■ What the exercise asks ■
For the data below, please report each line where the word "storage" is found.

Dataset items:
====

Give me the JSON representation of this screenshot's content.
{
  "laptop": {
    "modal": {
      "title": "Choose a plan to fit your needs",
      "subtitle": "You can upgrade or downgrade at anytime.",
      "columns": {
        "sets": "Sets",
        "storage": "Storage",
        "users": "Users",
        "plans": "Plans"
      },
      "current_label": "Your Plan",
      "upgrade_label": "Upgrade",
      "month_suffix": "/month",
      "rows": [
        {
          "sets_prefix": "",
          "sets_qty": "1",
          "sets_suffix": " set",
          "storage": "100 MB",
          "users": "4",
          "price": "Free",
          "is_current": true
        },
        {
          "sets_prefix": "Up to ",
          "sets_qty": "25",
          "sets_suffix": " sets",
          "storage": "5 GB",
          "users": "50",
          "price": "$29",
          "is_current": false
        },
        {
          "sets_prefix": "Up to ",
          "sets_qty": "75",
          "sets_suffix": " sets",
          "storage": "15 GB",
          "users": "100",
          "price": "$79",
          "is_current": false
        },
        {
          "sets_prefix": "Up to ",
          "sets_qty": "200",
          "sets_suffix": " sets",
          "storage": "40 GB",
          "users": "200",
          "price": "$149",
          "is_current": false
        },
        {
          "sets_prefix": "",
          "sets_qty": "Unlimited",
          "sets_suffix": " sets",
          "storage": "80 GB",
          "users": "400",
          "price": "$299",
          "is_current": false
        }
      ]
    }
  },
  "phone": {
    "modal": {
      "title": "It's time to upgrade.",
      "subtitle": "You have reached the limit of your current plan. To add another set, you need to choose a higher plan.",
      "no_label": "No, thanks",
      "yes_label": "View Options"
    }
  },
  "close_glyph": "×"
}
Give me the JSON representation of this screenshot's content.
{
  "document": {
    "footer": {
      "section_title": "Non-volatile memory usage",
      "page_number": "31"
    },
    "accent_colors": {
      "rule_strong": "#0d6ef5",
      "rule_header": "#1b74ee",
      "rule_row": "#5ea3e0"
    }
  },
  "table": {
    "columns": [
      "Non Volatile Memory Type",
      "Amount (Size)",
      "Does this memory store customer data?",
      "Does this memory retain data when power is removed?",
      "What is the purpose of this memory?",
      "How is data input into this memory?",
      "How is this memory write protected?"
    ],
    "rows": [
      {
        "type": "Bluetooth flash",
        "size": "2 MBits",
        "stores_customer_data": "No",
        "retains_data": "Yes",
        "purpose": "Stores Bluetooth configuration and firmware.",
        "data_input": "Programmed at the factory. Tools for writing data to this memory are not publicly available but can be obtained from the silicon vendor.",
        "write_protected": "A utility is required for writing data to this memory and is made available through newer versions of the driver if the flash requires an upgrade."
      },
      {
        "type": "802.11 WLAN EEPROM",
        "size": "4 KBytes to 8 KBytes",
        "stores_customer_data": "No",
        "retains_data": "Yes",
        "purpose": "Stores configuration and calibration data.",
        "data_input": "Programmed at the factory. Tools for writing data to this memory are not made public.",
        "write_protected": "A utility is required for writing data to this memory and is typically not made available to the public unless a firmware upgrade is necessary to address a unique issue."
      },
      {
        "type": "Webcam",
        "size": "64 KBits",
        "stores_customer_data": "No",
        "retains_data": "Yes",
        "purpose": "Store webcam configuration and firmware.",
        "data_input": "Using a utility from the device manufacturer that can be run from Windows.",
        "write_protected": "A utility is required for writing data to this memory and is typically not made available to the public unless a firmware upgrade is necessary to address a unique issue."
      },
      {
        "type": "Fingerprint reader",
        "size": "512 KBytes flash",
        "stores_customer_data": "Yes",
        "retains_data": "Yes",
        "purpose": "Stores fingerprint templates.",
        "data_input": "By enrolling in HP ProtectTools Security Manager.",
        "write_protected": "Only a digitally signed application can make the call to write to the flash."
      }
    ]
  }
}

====

■ Solution to this task ■
        "storage": "Storage",
          "storage": "100 MB",
          "storage": "5 GB",
          "storage": "15 GB",
          "storage": "40 GB",
          "storage": "80 GB",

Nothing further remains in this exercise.